§ **DIRECTIONS FOR THIS TASK**: Retype all the entries word for word, but omit the pictures.

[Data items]
Start of Block
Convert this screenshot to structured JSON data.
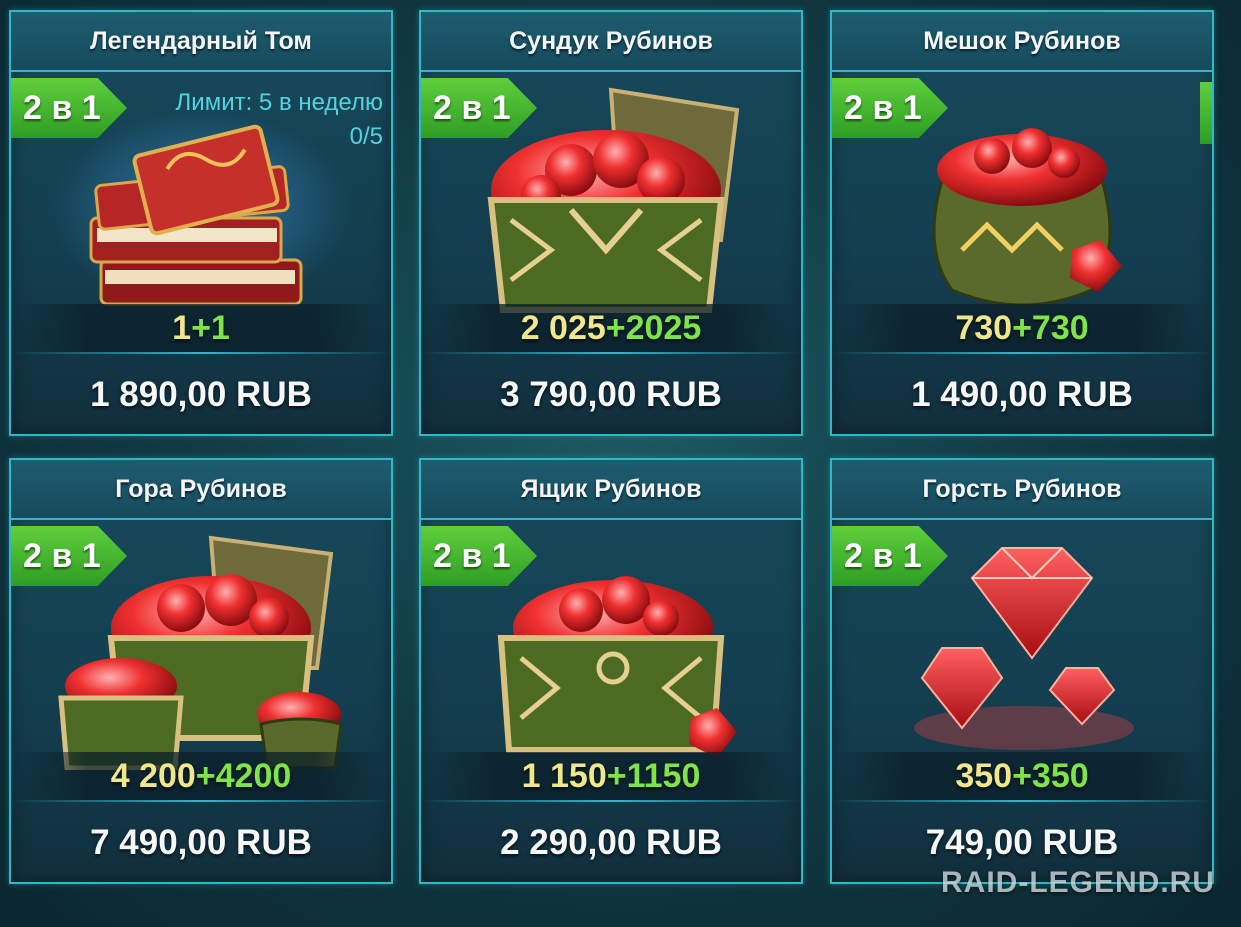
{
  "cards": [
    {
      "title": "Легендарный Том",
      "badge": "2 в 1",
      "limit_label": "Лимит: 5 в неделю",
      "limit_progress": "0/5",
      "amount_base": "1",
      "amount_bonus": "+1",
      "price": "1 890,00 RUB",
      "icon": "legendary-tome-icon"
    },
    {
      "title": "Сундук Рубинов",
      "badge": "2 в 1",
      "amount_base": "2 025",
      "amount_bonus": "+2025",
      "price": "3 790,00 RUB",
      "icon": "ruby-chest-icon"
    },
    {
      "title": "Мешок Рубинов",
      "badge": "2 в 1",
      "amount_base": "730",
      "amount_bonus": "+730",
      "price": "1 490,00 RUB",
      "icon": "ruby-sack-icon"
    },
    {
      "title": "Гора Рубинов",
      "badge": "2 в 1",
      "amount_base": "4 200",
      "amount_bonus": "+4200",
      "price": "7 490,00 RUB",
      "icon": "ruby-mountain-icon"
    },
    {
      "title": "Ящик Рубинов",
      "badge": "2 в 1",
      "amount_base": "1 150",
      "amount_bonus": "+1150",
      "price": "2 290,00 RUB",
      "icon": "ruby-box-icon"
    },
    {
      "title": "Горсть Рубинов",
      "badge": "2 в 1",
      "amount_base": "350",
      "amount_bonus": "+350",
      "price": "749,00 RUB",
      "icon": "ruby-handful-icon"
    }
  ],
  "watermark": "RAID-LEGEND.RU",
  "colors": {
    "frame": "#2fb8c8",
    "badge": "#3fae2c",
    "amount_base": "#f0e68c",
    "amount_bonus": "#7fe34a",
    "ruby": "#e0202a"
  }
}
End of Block
§ **FINAL ANSWER**:
Convert this screenshot to structured JSON data.
{
  "cards": [
    {
      "title": "Легендарный Том",
      "badge": "2 в 1",
      "limit_label": "Лимит: 5 в неделю",
      "limit_progress": "0/5",
      "amount_base": "1",
      "amount_bonus": "+1",
      "price": "1 890,00 RUB",
      "icon": "legendary-tome-icon"
    },
    {
      "title": "Сундук Рубинов",
      "badge": "2 в 1",
      "amount_base": "2 025",
      "amount_bonus": "+2025",
      "price": "3 790,00 RUB",
      "icon": "ruby-chest-icon"
    },
    {
      "title": "Мешок Рубинов",
      "badge": "2 в 1",
      "amount_base": "730",
      "amount_bonus": "+730",
      "price": "1 490,00 RUB",
      "icon": "ruby-sack-icon"
    },
    {
      "title": "Гора Рубинов",
      "badge": "2 в 1",
      "amount_base": "4 200",
      "amount_bonus": "+4200",
      "price": "7 490,00 RUB",
      "icon": "ruby-mountain-icon"
    },
    {
      "title": "Ящик Рубинов",
      "badge": "2 в 1",
      "amount_base": "1 150",
      "amount_bonus": "+1150",
      "price": "2 290,00 RUB",
      "icon": "ruby-box-icon"
    },
    {
      "title": "Горсть Рубинов",
      "badge": "2 в 1",
      "amount_base": "350",
      "amount_bonus": "+350",
      "price": "749,00 RUB",
      "icon": "ruby-handful-icon"
    }
  ],
  "watermark": "RAID-LEGEND.RU",
  "colors": {
    "frame": "#2fb8c8",
    "badge": "#3fae2c",
    "amount_base": "#f0e68c",
    "amount_bonus": "#7fe34a",
    "ruby": "#e0202a"
  }
}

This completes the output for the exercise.